§ **WHAT YOU NEED TO DO**:
The exercise calls for every entry that follows to be repeated exactly.

§ **GIVEN DATA**:

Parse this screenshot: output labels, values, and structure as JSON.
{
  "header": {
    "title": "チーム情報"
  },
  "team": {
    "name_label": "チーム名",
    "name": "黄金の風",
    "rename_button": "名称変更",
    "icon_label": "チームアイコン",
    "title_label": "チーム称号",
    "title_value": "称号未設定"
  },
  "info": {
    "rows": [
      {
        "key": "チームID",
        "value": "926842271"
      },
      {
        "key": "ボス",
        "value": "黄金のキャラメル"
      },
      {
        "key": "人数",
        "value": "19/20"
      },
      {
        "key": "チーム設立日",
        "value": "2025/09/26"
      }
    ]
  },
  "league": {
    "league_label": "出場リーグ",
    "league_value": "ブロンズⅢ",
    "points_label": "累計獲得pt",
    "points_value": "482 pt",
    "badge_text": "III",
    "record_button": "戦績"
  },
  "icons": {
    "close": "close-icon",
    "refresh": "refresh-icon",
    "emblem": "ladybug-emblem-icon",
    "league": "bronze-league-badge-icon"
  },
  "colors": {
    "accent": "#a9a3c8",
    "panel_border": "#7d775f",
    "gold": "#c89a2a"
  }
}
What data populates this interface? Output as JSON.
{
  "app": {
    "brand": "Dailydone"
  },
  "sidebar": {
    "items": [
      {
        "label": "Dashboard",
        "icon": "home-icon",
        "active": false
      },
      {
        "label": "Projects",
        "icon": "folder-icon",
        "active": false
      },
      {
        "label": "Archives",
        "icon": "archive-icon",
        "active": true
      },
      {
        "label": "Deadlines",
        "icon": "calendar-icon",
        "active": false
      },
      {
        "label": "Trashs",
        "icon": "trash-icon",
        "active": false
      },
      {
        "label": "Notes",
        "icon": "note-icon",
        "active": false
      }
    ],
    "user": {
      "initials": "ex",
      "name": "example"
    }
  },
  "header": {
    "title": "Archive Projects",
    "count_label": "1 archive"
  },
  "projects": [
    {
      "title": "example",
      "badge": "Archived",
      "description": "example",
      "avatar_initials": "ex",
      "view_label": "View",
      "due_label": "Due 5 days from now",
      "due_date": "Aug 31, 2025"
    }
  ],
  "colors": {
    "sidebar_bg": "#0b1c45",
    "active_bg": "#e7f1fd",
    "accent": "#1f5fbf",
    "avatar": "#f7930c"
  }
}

§ **RESULT**:
Parse this screenshot: output labels, values, and structure as JSON.
{
  "header": {
    "title": "チーム情報"
  },
  "team": {
    "name_label": "チーム名",
    "name": "黄金の風",
    "rename_button": "名称変更",
    "icon_label": "チームアイコン",
    "title_label": "チーム称号",
    "title_value": "称号未設定"
  },
  "info": {
    "rows": [
      {
        "key": "チームID",
        "value": "926842271"
      },
      {
        "key": "ボス",
        "value": "黄金のキャラメル"
      },
      {
        "key": "人数",
        "value": "19/20"
      },
      {
        "key": "チーム設立日",
        "value": "2025/09/26"
      }
    ]
  },
  "league": {
    "league_label": "出場リーグ",
    "league_value": "ブロンズⅢ",
    "points_label": "累計獲得pt",
    "points_value": "482 pt",
    "badge_text": "III",
    "record_button": "戦績"
  },
  "icons": {
    "close": "close-icon",
    "refresh": "refresh-icon",
    "emblem": "ladybug-emblem-icon",
    "league": "bronze-league-badge-icon"
  },
  "colors": {
    "accent": "#a9a3c8",
    "panel_border": "#7d775f",
    "gold": "#c89a2a"
  }
}
What data populates this interface? Output as JSON.
{
  "app": {
    "brand": "Dailydone"
  },
  "sidebar": {
    "items": [
      {
        "label": "Dashboard",
        "icon": "home-icon",
        "active": false
      },
      {
        "label": "Projects",
        "icon": "folder-icon",
        "active": false
      },
      {
        "label": "Archives",
        "icon": "archive-icon",
        "active": true
      },
      {
        "label": "Deadlines",
        "icon": "calendar-icon",
        "active": false
      },
      {
        "label": "Trashs",
        "icon": "trash-icon",
        "active": false
      },
      {
        "label": "Notes",
        "icon": "note-icon",
        "active": false
      }
    ],
    "user": {
      "initials": "ex",
      "name": "example"
    }
  },
  "header": {
    "title": "Archive Projects",
    "count_label": "1 archive"
  },
  "projects": [
    {
      "title": "example",
      "badge": "Archived",
      "description": "example",
      "avatar_initials": "ex",
      "view_label": "View",
      "due_label": "Due 5 days from now",
      "due_date": "Aug 31, 2025"
    }
  ],
  "colors": {
    "sidebar_bg": "#0b1c45",
    "active_bg": "#e7f1fd",
    "accent": "#1f5fbf",
    "avatar": "#f7930c"
  }
}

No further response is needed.